▶ _INSTRUCTIONS TO FOLLOW_:
Scan the entries below for the word "arrow" and copy every line where it turns up.
[PROVIDED RECORDS Boundary: Start]
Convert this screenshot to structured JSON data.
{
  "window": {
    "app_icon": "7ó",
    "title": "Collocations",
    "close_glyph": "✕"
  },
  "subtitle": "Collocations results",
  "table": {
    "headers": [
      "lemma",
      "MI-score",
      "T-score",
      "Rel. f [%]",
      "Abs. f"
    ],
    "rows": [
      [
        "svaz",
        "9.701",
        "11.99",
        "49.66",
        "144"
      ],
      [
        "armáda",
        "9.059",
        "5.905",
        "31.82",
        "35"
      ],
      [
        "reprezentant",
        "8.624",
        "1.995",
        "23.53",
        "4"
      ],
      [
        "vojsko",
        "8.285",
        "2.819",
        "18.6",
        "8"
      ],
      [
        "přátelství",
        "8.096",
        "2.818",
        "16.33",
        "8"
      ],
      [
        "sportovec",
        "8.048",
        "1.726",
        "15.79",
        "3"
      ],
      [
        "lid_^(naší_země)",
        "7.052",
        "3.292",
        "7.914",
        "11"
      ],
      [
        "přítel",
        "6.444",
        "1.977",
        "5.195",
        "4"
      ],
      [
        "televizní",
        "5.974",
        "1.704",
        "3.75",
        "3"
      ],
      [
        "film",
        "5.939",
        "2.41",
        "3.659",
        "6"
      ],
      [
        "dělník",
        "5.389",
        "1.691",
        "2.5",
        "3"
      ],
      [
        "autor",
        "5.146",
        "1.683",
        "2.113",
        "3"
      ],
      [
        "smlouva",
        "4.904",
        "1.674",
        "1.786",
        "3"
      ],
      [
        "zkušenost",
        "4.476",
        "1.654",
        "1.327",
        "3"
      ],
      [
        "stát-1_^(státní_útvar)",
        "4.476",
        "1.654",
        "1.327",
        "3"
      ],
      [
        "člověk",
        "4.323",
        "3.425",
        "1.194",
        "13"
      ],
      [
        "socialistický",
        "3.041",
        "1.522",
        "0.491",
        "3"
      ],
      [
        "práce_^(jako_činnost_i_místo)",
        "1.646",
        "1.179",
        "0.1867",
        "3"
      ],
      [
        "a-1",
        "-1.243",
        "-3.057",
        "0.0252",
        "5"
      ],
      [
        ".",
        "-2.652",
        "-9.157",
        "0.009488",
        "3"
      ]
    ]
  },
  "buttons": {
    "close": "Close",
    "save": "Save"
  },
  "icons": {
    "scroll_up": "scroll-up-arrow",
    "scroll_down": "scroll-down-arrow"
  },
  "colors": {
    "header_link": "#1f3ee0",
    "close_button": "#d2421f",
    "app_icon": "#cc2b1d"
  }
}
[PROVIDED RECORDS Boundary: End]
▶ _PROBLEM SOLUTION_:
    "scroll_up": "scroll-up-arrow",
    "scroll_down": "scroll-down-arrow"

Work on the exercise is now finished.